Dr. Sasse is a regular contributor at Sixty and Me, an online community with 500,000 women over age 60. In a recent post, he answers a common question among those considering metabolic surgery—how much weight can someone expect to lose following weight-loss surgery?
From the Post
Dr. Sasse clarifies that while pounds lost is an important number, there are other equally important outcomes from weight loss surgery.
“The good news is that all the main procedures have now been around for many years. Researchers have extensively studied these surgeries among seniors in large databases across many countries, and outcomes among millions of people have been evaluated. One of the first take-home points before we get to the expected specific number of pounds, is that the studies show unambiguously that individuals over 60 having weight loss surgery, or metabolic surgery as we call it, live longer and healthier lives.”
He includes several large-scale studies, concluding that “…regardless of the specific number of pounds we can expect to lose, we know definitively that health is improved and risks are reduced by this safe, 45-minute procedure.”
But What About Expected Weight Loss?
“The exact number of pounds lost varies a lot from person to person, and there is also variability among the different types of procedures. For the most often performed procedure in the United States, the laparoscopic sleeve gastrectomy, most studies show that the amount of weight lost is around 65 or 70% of excess body weight (EBW).”
Dr. Sasse shares a useful example. “Let us take an example of a person who weighs 280 pounds. After surgery, that person loses 25% of total body weight, or around 70 pounds. That same person had around 100 extra pounds before surgery and lost 70% of excess body weight, or 70 pounds.”

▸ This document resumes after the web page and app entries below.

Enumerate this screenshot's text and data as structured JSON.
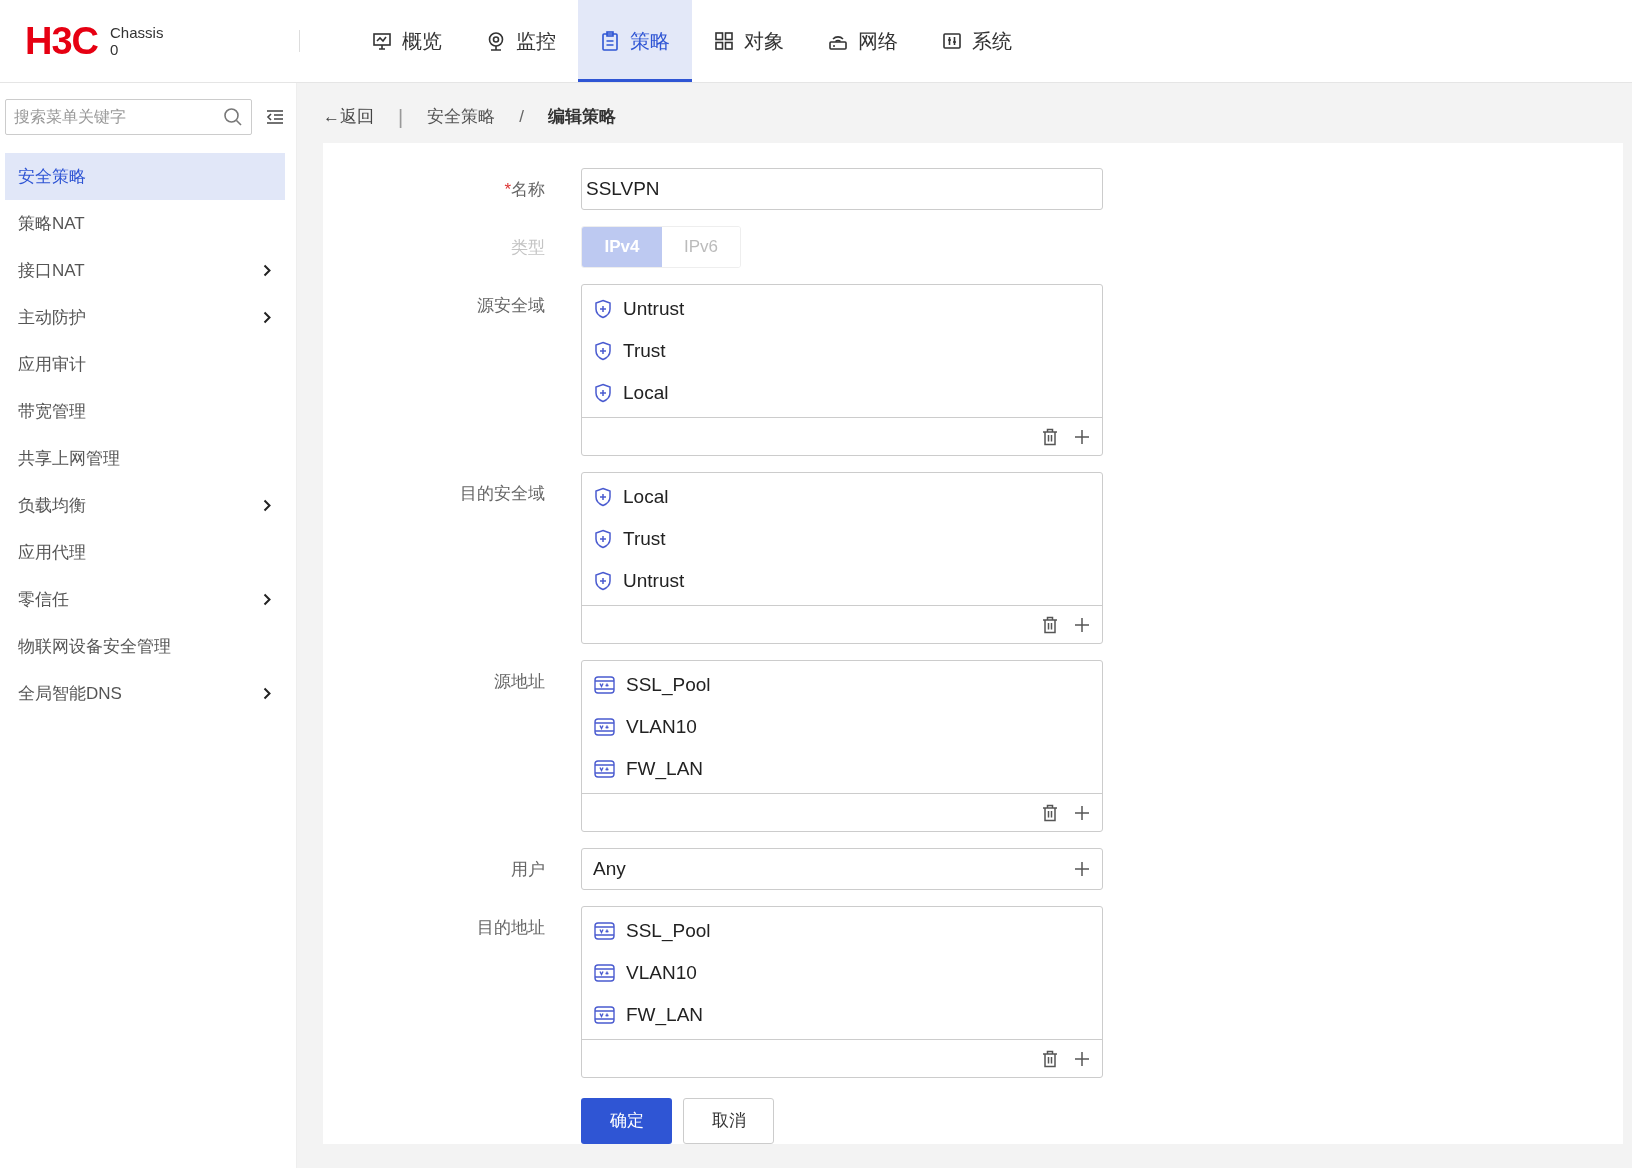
{
  "header": {
    "logo": "H3C",
    "device_label": "Chassis",
    "device_number": "0",
    "nav": [
      {
        "label": "概览",
        "selected": false
      },
      {
        "label": "监控",
        "selected": false
      },
      {
        "label": "策略",
        "selected": true
      },
      {
        "label": "对象",
        "selected": false
      },
      {
        "label": "网络",
        "selected": false
      },
      {
        "label": "系统",
        "selected": false
      }
    ]
  },
  "sidebar": {
    "search": {
      "placeholder": "搜索菜单关键字"
    },
    "items": [
      {
        "label": "安全策略",
        "selected": true,
        "expandable": false
      },
      {
        "label": "策略NAT",
        "selected": false,
        "expandable": false
      },
      {
        "label": "接口NAT",
        "selected": false,
        "expandable": true
      },
      {
        "label": "主动防护",
        "selected": false,
        "expandable": true
      },
      {
        "label": "应用审计",
        "selected": false,
        "expandable": false
      },
      {
        "label": "带宽管理",
        "selected": false,
        "expandable": false
      },
      {
        "label": "共享上网管理",
        "selected": false,
        "expandable": false
      },
      {
        "label": "负载均衡",
        "selected": false,
        "expandable": true
      },
      {
        "label": "应用代理",
        "selected": false,
        "expandable": false
      },
      {
        "label": "零信任",
        "selected": false,
        "expandable": true
      },
      {
        "label": "物联网设备安全管理",
        "selected": false,
        "expandable": false
      },
      {
        "label": "全局智能DNS",
        "selected": false,
        "expandable": true
      }
    ]
  },
  "breadcrumb": {
    "back": "←返回",
    "separator": "|",
    "items": [
      "安全策略",
      "编辑策略"
    ],
    "divider": "/"
  },
  "form": {
    "fields": [
      {
        "kind": "text",
        "label": "名称",
        "required_mark": "*",
        "value": "SSLVPN"
      },
      {
        "kind": "toggle",
        "label": "类型",
        "disabled": true,
        "options": [
          {
            "label": "IPv4",
            "selected": true
          },
          {
            "label": "IPv6",
            "selected": false
          }
        ]
      },
      {
        "kind": "zone_list",
        "label": "源安全域",
        "items": [
          "Untrust",
          "Trust",
          "Local"
        ]
      },
      {
        "kind": "zone_list",
        "label": "目的安全域",
        "items": [
          "Local",
          "Trust",
          "Untrust"
        ]
      },
      {
        "kind": "address_list",
        "label": "源地址",
        "items": [
          "SSL_Pool",
          "VLAN10",
          "FW_LAN"
        ]
      },
      {
        "kind": "single",
        "label": "用户",
        "value": "Any"
      },
      {
        "kind": "address_list",
        "label": "目的地址",
        "items": [
          "SSL_Pool",
          "VLAN10",
          "FW_LAN"
        ]
      }
    ],
    "buttons": [
      {
        "label": "确定",
        "kind": "primary"
      },
      {
        "label": "取消",
        "kind": "secondary"
      }
    ]
  }
}
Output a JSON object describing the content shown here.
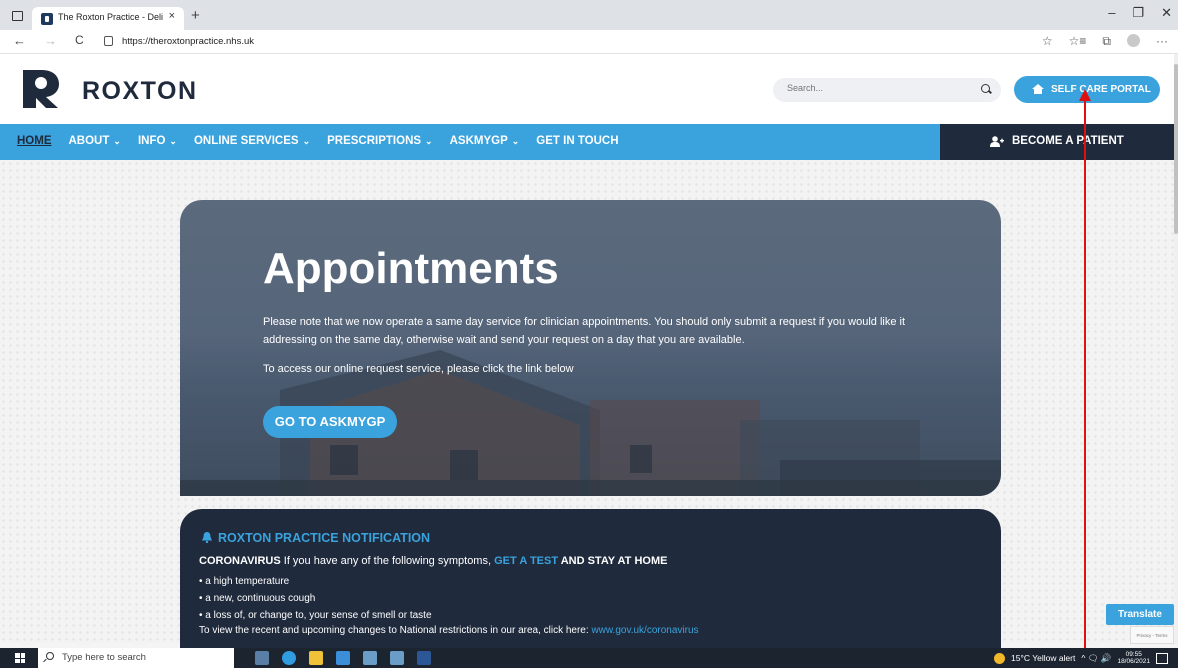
{
  "browser": {
    "tab_title": "The Roxton Practice - Delivering",
    "tab_close": "×",
    "new_tab": "+",
    "url": "https://theroxtonpractice.nhs.uk",
    "window_controls": {
      "minimize": "–",
      "restore": "❐",
      "close": "✕"
    },
    "nav": {
      "back": "←",
      "forward": "→",
      "refresh": "C"
    },
    "addr_icons": {
      "favorite": "☆",
      "favorites": "☆≡",
      "collections": "⧉",
      "more": "···"
    }
  },
  "header": {
    "logo_text": "ROXTON",
    "search_placeholder": "Search...",
    "self_care_label": "SELF CARE PORTAL"
  },
  "nav": {
    "items": [
      {
        "label": "HOME",
        "dropdown": ""
      },
      {
        "label": "ABOUT",
        "dropdown": "⌄"
      },
      {
        "label": "INFO",
        "dropdown": "⌄"
      },
      {
        "label": "ONLINE SERVICES",
        "dropdown": "⌄"
      },
      {
        "label": "PRESCRIPTIONS",
        "dropdown": "⌄"
      },
      {
        "label": "ASKMYGP",
        "dropdown": "⌄"
      },
      {
        "label": "GET IN TOUCH",
        "dropdown": ""
      }
    ],
    "become_patient": "BECOME A PATIENT"
  },
  "hero": {
    "title": "Appointments",
    "paragraph1": "Please note that we now operate a same day service for clinician appointments. You should only submit a request if you would like it addressing on the same day, otherwise wait and send your request on a day that you are available.",
    "paragraph2": "To access our online request service, please click the link below",
    "button": "GO TO ASKMYGP"
  },
  "notification": {
    "title": "ROXTON PRACTICE NOTIFICATION",
    "line1_bold": "CORONAVIRUS",
    "line1_text": " If you have any of the following symptoms, ",
    "line1_link": "GET A TEST",
    "line1_end": " AND STAY AT HOME",
    "bullets": [
      "• a high temperature",
      "• a new, continuous cough",
      "• a loss of, or change to, your sense of smell or taste"
    ],
    "line5_text": "To view the recent and upcoming changes to National restrictions in our area, click here: ",
    "line5_link": "www.gov.uk/coronavirus"
  },
  "widgets": {
    "translate": "Translate",
    "recaptcha": "Privacy - Terms"
  },
  "taskbar": {
    "search_text": "Type here to search",
    "weather": "15°C  Yellow alert",
    "tray_icons": "^ 🗨 🔊",
    "time": "09:55",
    "date": "18/06/2021"
  },
  "colors": {
    "brand_blue": "#3aa3dd",
    "brand_navy": "#1f2a3c"
  }
}
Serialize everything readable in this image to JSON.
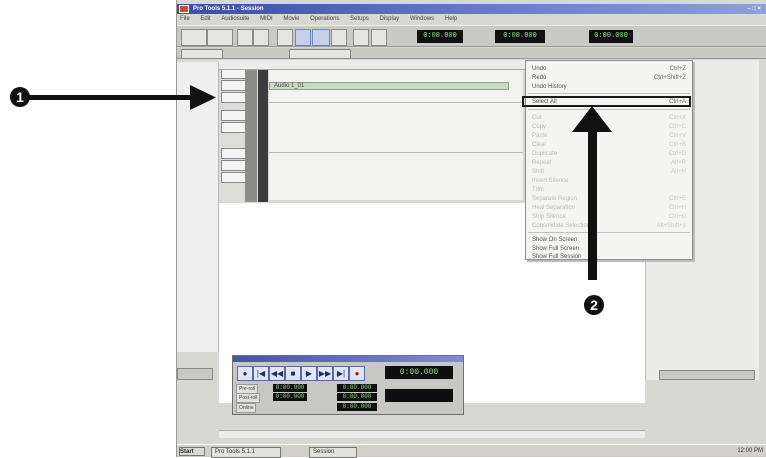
{
  "window": {
    "title": "Pro Tools 5.1.1 - Session",
    "controls": "– □ ×"
  },
  "menubar": [
    "File",
    "Edit",
    "Audiosuite",
    "MIDI",
    "Movie",
    "Operations",
    "Setups",
    "Display",
    "Windows",
    "Help"
  ],
  "toolbar": {
    "main_counter": "0:00.000",
    "start": "0:00.000",
    "end": "0:00.000",
    "length": "0:00.000",
    "cursor": "0:00.000"
  },
  "edit_window": {
    "region_name": "Audio 1_01"
  },
  "menu": {
    "items": [
      {
        "label": "Undo",
        "shortcut": "Ctrl+Z",
        "enabled": true
      },
      {
        "label": "Redo",
        "shortcut": "Ctrl+Shift+Z",
        "enabled": true
      },
      {
        "label": "Undo History",
        "shortcut": "",
        "enabled": true
      },
      {
        "label": "Select All",
        "shortcut": "Ctrl+A",
        "enabled": true,
        "highlighted": true
      },
      {
        "label": "Cut",
        "shortcut": "Ctrl+X",
        "enabled": false
      },
      {
        "label": "Copy",
        "shortcut": "Ctrl+C",
        "enabled": false
      },
      {
        "label": "Paste",
        "shortcut": "Ctrl+V",
        "enabled": false
      },
      {
        "label": "Clear",
        "shortcut": "Ctrl+B",
        "enabled": false
      },
      {
        "label": "Duplicate",
        "shortcut": "Ctrl+D",
        "enabled": false
      },
      {
        "label": "Repeat",
        "shortcut": "Alt+R",
        "enabled": false
      },
      {
        "label": "Shift",
        "shortcut": "Alt+H",
        "enabled": false
      },
      {
        "label": "Insert Silence",
        "shortcut": "",
        "enabled": false
      },
      {
        "label": "Trim",
        "shortcut": "",
        "enabled": false
      },
      {
        "label": "Separate Region",
        "shortcut": "Ctrl+E",
        "enabled": false
      },
      {
        "label": "Heal Separation",
        "shortcut": "Ctrl+H",
        "enabled": false
      },
      {
        "label": "Strip Silence",
        "shortcut": "Ctrl+U",
        "enabled": false
      },
      {
        "label": "Consolidate Selection",
        "shortcut": "Alt+Shift+3",
        "enabled": false
      },
      {
        "label": "Show On Screen",
        "shortcut": "",
        "enabled": true
      },
      {
        "label": "Show Full Screen",
        "shortcut": "",
        "enabled": true
      },
      {
        "label": "Show Full Session",
        "shortcut": "",
        "enabled": true
      }
    ]
  },
  "transport": {
    "counter_main": "0:00.000",
    "pre_roll": "0:00.000",
    "post_roll": "0:00.000",
    "start": "0:00.000",
    "end": "0:00.000",
    "length": "0:00.000",
    "label_pre": "Pre-roll",
    "label_post": "Post-roll",
    "label_mode": "Online"
  },
  "taskbar": {
    "start": "Start",
    "task1": "Pro Tools 5.1.1",
    "task2": "Session",
    "tray": "12:00 PM"
  },
  "callouts": [
    "1",
    "2"
  ],
  "icons": [
    "play-icon",
    "stop-icon",
    "record-icon",
    "rewind-icon",
    "fast-forward-icon",
    "return-to-zero-icon",
    "go-to-end-icon",
    "online-icon"
  ]
}
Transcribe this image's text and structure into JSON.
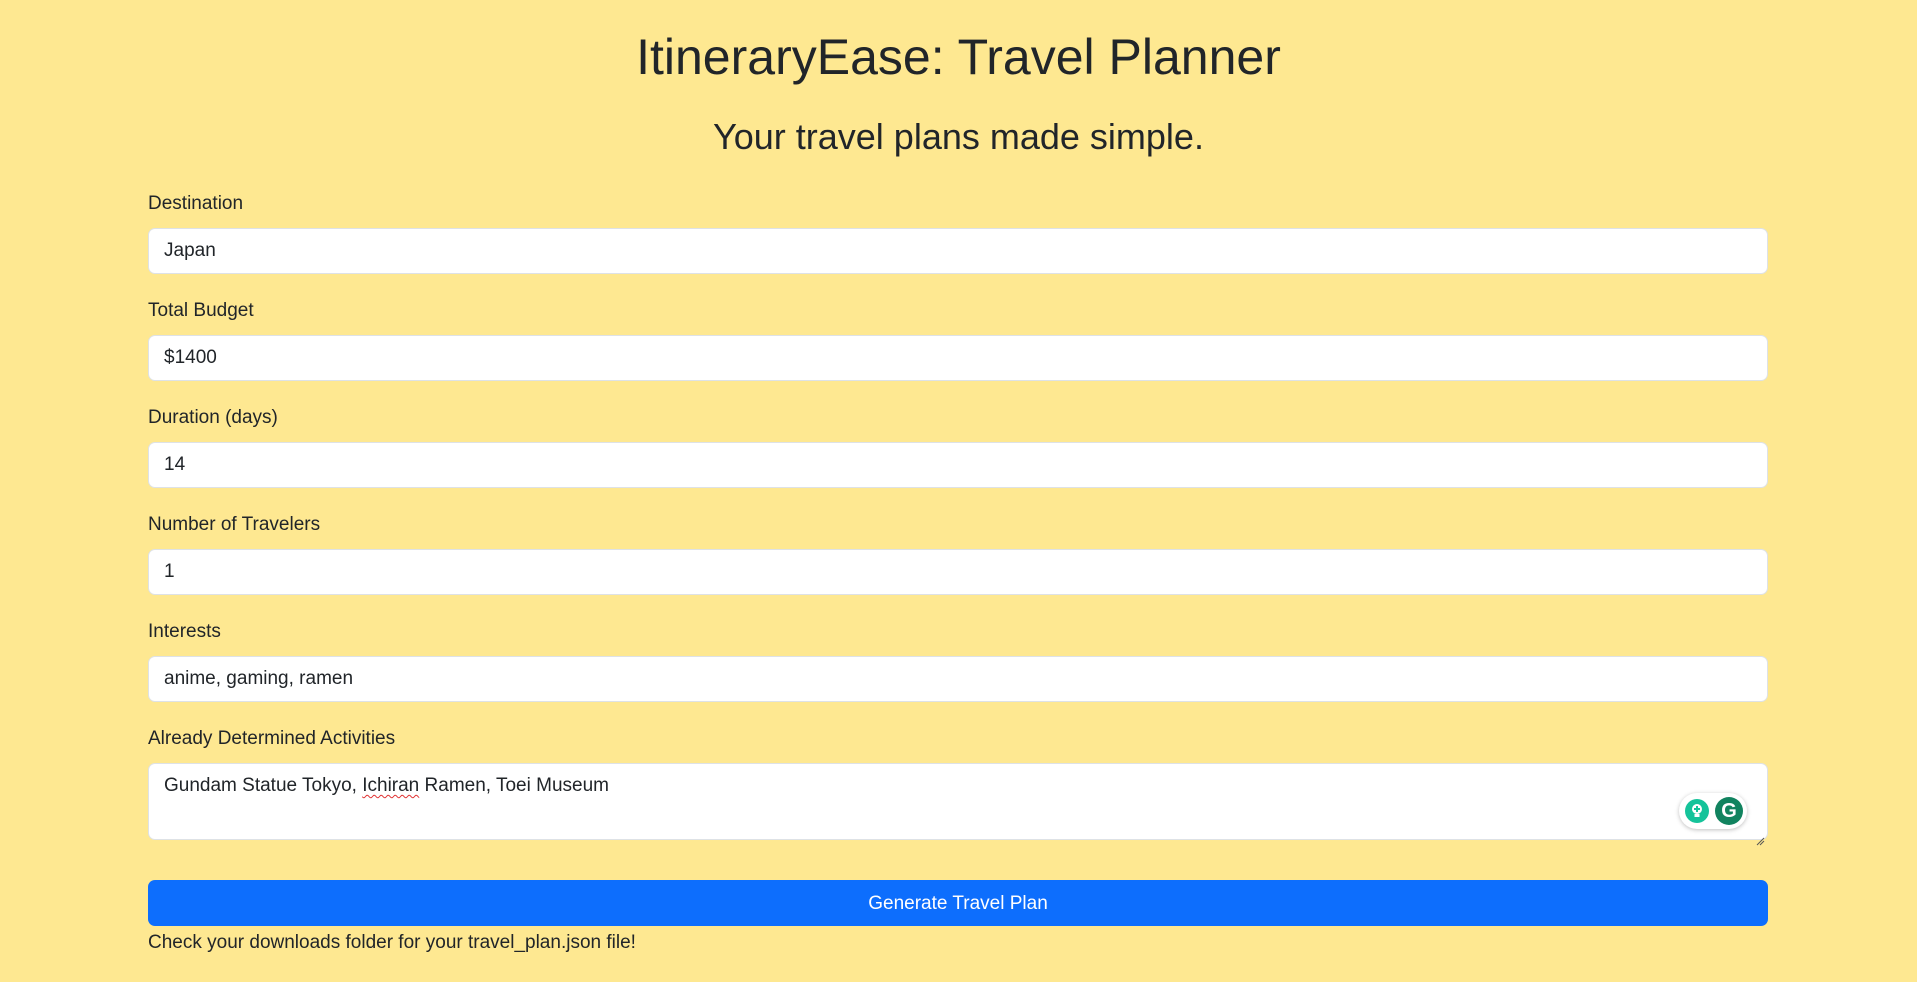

He also clarifies that additional weight can be lost. “Dedication to a seven-days-a-week habit of exercise will enhance the weight that is lost, and sticking to a healthy long-term diet that emphasizes vegetables and proteins over carbohydrates will also help that effort.”